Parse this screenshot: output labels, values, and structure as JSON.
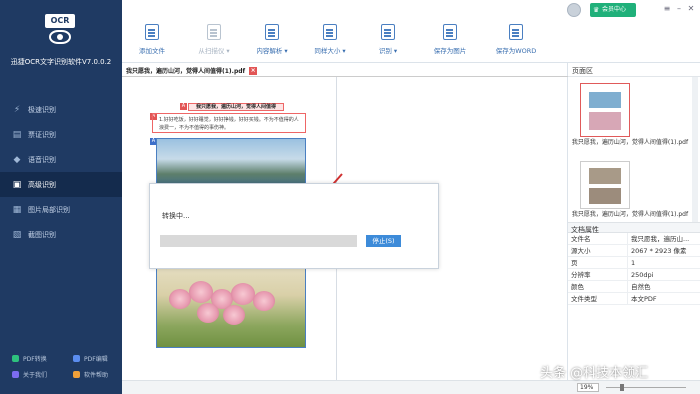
{
  "app": {
    "logo_text": "OCR",
    "title": "迅捷OCR文字识别软件V7.0.0.2"
  },
  "sidebar": {
    "items": [
      {
        "label": "极速识别",
        "icon": "lightning-icon"
      },
      {
        "label": "票证识别",
        "icon": "ticket-icon"
      },
      {
        "label": "语音识别",
        "icon": "voice-icon"
      },
      {
        "label": "高级识别",
        "icon": "advanced-icon",
        "active": true
      },
      {
        "label": "图片局部识别",
        "icon": "crop-icon"
      },
      {
        "label": "截图识别",
        "icon": "screenshot-icon"
      }
    ],
    "bottom": [
      {
        "label": "PDF转换",
        "color": "#2ec27e"
      },
      {
        "label": "PDF编辑",
        "color": "#5b8def"
      },
      {
        "label": "关于我们",
        "color": "#7c6cf0"
      },
      {
        "label": "软件帮助",
        "color": "#f0a03a"
      }
    ]
  },
  "header": {
    "vip_label": "会员中心",
    "toolbar": [
      {
        "label": "添加文件",
        "enabled": true
      },
      {
        "label": "从扫描仪 ▾",
        "enabled": false
      },
      {
        "label": "内容解析 ▾",
        "enabled": true
      },
      {
        "label": "同样大小 ▾",
        "enabled": true
      },
      {
        "label": "识别 ▾",
        "enabled": true
      },
      {
        "label": "保存为图片",
        "enabled": true
      },
      {
        "label": "保存为WORD",
        "enabled": true
      }
    ]
  },
  "document": {
    "tab_label": "我只愿我，遍历山河，觉得人间值得(1).pdf",
    "heading": "我只愿我，遍历山河，觉得人间值得",
    "paragraph": "1.好好吃饭，好好睡觉，好好挣钱，好好买钱。不为不值得的人浪费一，不为不值得的事伤神。"
  },
  "dialog": {
    "title": "转换中...",
    "progress": 0.0,
    "stop_label": "停止(S)"
  },
  "right_panel": {
    "pages_title": "页面区",
    "thumb_caption_1": "我只愿我，遍历山河，觉得人间值得(1).pdf",
    "thumb_caption_2": "我只愿我，遍历山河，觉得人间值得(1).pdf",
    "props_title": "文档属性",
    "props": [
      {
        "k": "文件名",
        "v": "我只愿我，遍历山..."
      },
      {
        "k": "源大小",
        "v": "2067 * 2923 像素"
      },
      {
        "k": "页",
        "v": "1"
      },
      {
        "k": "分辨率",
        "v": "250dpi"
      },
      {
        "k": "颜色",
        "v": "自然色"
      },
      {
        "k": "文件类型",
        "v": "本文PDF"
      }
    ]
  },
  "statusbar": {
    "zoom": "19%"
  },
  "watermark": "头条 @科技本领汇"
}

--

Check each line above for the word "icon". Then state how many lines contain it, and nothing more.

6